Important Things to Know About the Lottery

The lottery is a form of gambling in which participants pay a small amount for the chance to win a prize, such as money or goods. Lottery games have a long history and are common in many countries, although some governments prohibit them. There are a few different types of lotteries, but the most common involves drawing numbers from a pool of numbers. The winnings are then awarded to the people who have selected those numbers. There are also lotteries that award prizes to people based on their social status or profession, such as winning an apartment complex or a school placement.

In the United States, state-run lotteries generate substantial revenues for their governments. While some critics argue that these revenues are a waste of resources, most state legislators view them as a painless alternative to raising taxes. As a result, the lottery is a popular fixture in American society and Americans spend upward of $100 billion on tickets every year. While a large portion of this revenue is lost to the gambling industry, it does have some positive effects on communities and society in general.

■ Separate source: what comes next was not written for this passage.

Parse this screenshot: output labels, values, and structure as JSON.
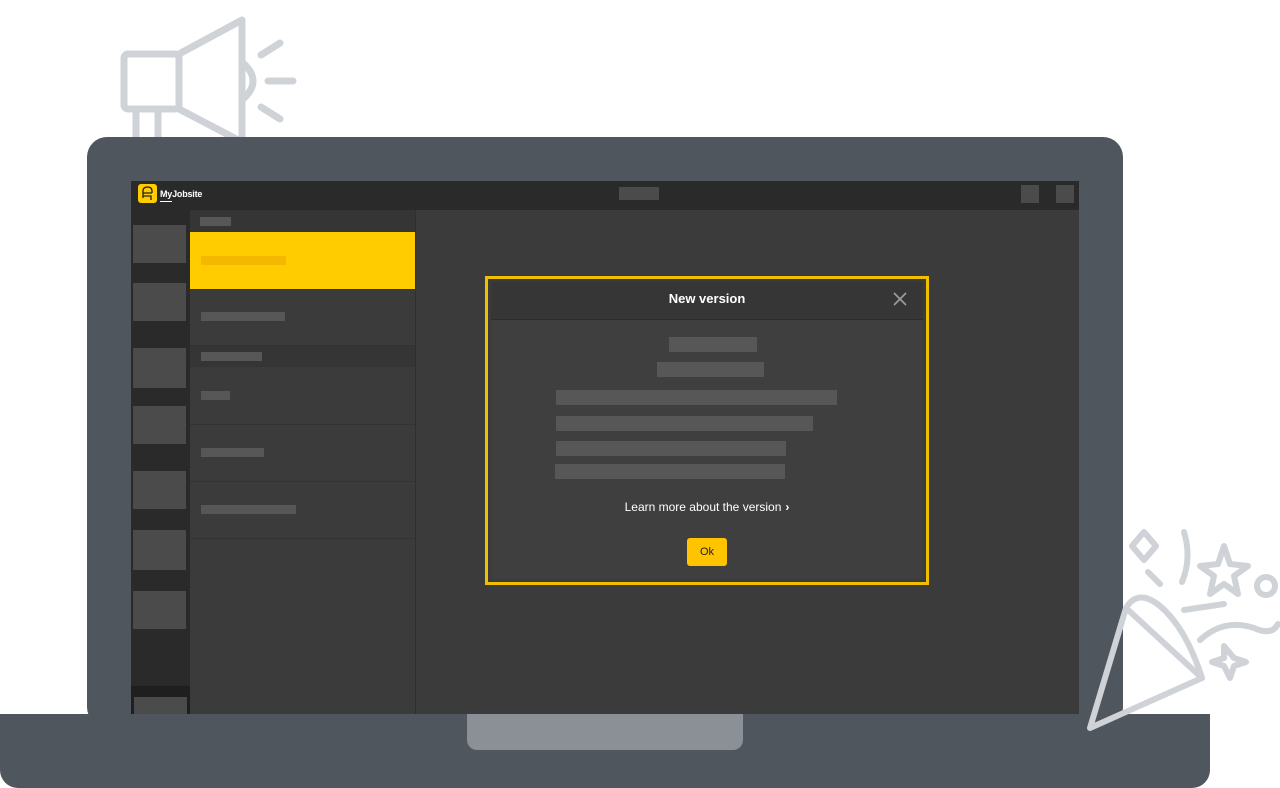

Despite its popularity, there are several important considerations when participating in a lottery. First, be aware of the odds of winning. While there are some strategies that can help increase your chances of winning, the odds are still very low. If you do win, be sure to use the funds wisely and don’t spend more than you can afford to lose.

The origins of the lottery can be traced back centuries. In the Bible, the casting of lots to decide fates and make decisions has a long record, although the use of lotteries for material gain is more recent. The first recorded public lotteries were held in the 15th century to raise money for town fortifications and to provide assistance to the poor. The first recorded private lotteries were held in the 16th century.

While it is possible to win the jackpot in a single lump sum, most people choose to receive their winnings over time. A lump-sum option usually offers a discount to the headline amount, depending on interest rates at the time of payout. However, choosing a lump-sum payment is an important decision and should be carefully considered.

When it comes to lottery, you can’t cheat the system and increase your chances of winning. Prize money is generated from ticket sales, so the more tickets are sold, the higher the prize will be. You can increase your chances of winning by selecting numbers that are not close together and by avoiding numbers that are often played, like birthdays or personal numbers. It is also a good idea to buy more tickets if you can afford it, as this will improve your chances of winning. In addition, it is a good idea to play only legal games. Using illegal methods to purchase a lottery ticket can lead to severe penalties. In addition, it is against federal law to promote or conduct a lottery by mail or over the phone.